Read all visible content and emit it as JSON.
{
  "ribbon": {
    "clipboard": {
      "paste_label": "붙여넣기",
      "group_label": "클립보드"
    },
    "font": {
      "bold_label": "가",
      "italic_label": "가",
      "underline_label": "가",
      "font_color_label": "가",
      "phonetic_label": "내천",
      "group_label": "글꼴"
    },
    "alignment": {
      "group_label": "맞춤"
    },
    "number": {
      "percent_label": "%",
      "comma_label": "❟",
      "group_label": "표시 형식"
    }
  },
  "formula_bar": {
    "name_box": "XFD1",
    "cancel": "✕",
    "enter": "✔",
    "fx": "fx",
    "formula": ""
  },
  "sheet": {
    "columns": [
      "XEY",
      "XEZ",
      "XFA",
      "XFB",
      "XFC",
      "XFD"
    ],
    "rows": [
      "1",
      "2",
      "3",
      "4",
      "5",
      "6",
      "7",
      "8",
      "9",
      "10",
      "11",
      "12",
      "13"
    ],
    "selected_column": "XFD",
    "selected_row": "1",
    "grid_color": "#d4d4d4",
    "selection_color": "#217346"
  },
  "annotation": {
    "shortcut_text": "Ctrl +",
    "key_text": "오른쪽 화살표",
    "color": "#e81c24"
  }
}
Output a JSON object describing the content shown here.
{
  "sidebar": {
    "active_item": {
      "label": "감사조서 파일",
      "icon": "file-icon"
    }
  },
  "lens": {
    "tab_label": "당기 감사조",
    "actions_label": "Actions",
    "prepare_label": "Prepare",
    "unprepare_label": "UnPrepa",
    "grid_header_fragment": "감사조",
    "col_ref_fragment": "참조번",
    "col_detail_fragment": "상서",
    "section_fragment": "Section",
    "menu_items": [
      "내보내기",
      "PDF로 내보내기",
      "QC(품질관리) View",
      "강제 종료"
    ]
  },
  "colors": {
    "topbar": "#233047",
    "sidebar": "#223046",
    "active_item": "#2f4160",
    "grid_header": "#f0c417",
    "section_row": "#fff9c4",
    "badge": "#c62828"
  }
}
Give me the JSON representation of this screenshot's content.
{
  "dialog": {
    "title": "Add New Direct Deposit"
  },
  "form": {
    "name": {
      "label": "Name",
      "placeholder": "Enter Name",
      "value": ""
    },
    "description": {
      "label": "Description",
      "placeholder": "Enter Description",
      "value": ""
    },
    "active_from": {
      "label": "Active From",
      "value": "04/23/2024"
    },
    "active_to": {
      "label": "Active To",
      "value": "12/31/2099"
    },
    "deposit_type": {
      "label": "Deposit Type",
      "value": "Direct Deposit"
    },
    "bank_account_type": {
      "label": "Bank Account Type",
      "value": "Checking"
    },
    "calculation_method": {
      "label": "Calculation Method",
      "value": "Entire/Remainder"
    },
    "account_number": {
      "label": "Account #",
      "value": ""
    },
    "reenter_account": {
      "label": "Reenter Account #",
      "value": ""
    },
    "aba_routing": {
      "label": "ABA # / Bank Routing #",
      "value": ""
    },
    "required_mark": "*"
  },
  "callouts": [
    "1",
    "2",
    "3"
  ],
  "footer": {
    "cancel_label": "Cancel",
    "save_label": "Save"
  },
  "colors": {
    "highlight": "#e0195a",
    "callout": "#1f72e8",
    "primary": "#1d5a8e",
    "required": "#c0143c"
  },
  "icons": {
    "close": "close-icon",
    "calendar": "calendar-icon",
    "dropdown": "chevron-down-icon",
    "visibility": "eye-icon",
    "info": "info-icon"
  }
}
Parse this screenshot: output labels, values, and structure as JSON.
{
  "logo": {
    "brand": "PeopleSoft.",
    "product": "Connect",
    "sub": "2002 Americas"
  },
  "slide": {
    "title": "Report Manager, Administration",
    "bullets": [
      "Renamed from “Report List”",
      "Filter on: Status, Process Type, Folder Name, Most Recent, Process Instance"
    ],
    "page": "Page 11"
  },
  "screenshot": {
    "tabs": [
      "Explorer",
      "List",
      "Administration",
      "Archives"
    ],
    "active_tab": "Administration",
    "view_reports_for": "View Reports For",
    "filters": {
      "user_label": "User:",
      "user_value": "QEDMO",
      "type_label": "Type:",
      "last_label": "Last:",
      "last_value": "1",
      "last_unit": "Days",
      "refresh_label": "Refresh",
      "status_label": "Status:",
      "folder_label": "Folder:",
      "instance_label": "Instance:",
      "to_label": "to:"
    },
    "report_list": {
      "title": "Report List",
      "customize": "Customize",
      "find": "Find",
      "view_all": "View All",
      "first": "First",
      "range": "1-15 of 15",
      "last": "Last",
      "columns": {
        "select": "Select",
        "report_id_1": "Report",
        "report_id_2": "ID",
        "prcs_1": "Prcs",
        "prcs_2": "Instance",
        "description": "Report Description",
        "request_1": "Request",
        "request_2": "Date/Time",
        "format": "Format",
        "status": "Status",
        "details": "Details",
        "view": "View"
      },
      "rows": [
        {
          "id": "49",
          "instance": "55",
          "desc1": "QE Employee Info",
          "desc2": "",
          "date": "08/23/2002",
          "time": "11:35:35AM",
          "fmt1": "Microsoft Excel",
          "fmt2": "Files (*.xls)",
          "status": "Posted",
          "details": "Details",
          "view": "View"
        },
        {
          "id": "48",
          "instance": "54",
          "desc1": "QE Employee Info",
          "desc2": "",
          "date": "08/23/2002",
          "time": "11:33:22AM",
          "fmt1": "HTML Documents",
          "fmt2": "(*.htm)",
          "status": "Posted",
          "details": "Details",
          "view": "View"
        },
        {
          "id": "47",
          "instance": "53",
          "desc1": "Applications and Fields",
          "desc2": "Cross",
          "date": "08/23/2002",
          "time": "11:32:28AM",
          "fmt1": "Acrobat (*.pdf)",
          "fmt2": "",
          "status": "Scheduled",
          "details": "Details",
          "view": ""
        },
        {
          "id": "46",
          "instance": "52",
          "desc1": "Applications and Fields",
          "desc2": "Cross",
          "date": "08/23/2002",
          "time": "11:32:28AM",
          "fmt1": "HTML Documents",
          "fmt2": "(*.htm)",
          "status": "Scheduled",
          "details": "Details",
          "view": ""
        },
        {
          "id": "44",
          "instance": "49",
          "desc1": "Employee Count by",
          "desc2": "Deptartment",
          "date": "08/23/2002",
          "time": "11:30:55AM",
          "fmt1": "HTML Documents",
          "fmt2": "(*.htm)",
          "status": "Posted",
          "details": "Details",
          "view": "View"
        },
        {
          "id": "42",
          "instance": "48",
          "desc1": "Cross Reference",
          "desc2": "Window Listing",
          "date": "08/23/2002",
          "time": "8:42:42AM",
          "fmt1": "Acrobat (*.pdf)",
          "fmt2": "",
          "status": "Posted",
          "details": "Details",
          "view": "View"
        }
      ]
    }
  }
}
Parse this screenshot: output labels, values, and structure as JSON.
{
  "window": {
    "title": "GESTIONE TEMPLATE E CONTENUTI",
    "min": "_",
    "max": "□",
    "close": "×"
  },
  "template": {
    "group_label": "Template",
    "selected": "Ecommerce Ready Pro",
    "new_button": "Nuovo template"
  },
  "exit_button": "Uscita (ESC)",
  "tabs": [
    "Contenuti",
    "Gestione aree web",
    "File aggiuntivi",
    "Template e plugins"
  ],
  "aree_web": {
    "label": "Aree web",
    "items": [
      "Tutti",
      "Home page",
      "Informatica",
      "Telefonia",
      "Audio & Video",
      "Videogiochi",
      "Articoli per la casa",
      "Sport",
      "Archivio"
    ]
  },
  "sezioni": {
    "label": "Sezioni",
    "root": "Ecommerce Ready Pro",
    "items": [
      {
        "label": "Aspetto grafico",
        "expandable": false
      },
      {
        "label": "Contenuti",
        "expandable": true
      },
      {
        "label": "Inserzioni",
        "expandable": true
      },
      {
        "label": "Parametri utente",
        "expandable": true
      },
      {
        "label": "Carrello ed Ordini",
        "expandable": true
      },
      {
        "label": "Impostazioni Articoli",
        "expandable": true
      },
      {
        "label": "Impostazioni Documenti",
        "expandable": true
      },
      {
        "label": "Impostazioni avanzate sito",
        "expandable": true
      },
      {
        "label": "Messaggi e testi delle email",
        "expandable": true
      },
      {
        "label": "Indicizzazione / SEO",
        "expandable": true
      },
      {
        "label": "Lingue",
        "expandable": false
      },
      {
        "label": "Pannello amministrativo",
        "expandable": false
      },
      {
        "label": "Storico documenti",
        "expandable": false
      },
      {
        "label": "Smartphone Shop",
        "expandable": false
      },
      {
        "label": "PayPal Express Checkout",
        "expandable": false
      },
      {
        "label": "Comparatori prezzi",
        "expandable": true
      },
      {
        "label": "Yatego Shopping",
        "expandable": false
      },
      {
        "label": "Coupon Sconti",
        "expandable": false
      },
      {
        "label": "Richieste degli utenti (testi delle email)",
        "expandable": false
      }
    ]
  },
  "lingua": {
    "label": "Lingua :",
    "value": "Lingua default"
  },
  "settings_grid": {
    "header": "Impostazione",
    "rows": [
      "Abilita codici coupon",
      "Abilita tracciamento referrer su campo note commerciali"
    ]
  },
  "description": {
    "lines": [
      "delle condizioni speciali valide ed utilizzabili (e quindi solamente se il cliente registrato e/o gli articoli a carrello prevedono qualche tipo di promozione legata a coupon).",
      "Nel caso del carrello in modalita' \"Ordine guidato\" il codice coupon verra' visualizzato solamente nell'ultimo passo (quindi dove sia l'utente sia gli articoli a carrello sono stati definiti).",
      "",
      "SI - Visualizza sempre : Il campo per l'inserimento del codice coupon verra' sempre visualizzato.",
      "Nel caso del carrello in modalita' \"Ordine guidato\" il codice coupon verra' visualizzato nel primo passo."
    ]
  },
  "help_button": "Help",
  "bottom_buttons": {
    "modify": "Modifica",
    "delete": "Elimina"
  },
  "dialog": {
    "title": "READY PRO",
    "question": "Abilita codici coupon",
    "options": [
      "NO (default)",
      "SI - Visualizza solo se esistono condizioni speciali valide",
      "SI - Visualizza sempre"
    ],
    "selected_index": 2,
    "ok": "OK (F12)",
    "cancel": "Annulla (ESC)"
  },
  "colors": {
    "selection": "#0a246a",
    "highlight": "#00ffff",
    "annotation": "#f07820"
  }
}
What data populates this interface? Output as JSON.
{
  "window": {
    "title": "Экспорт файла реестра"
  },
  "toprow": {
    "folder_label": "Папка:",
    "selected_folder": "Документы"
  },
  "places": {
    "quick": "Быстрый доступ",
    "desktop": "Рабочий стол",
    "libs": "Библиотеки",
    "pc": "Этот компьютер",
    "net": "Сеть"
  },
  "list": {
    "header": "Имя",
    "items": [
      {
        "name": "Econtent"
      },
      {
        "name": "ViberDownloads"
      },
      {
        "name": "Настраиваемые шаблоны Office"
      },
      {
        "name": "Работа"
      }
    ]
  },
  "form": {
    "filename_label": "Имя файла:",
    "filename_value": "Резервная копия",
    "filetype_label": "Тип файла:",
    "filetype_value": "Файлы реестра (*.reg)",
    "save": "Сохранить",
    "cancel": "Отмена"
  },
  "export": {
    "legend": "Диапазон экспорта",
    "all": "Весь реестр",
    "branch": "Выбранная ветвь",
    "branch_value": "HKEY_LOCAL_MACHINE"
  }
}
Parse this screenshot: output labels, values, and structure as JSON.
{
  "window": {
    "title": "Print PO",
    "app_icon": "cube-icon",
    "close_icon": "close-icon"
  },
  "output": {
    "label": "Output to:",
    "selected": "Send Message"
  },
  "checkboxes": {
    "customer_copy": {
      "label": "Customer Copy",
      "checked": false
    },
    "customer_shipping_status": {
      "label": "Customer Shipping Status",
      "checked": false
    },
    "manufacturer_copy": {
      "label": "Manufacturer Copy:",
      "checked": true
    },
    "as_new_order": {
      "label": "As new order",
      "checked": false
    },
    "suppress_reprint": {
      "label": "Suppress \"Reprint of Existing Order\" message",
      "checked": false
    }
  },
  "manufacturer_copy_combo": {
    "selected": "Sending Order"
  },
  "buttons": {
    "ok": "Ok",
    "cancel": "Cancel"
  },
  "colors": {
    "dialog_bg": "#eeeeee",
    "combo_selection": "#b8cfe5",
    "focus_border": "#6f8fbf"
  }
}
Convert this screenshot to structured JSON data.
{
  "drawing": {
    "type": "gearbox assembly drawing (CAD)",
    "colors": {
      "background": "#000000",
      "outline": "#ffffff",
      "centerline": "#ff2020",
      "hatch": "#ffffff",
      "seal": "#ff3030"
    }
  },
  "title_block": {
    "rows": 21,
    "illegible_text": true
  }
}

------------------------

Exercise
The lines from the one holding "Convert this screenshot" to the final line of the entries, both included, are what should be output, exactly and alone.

Task response
Convert this screenshot to structured JSON data.
{
  "drawing": {
    "type": "gearbox assembly drawing (CAD)",
    "colors": {
      "background": "#000000",
      "outline": "#ffffff",
      "centerline": "#ff2020",
      "hatch": "#ffffff",
      "seal": "#ff3030"
    }
  },
  "title_block": {
    "rows": 21,
    "illegible_text": true
  }
}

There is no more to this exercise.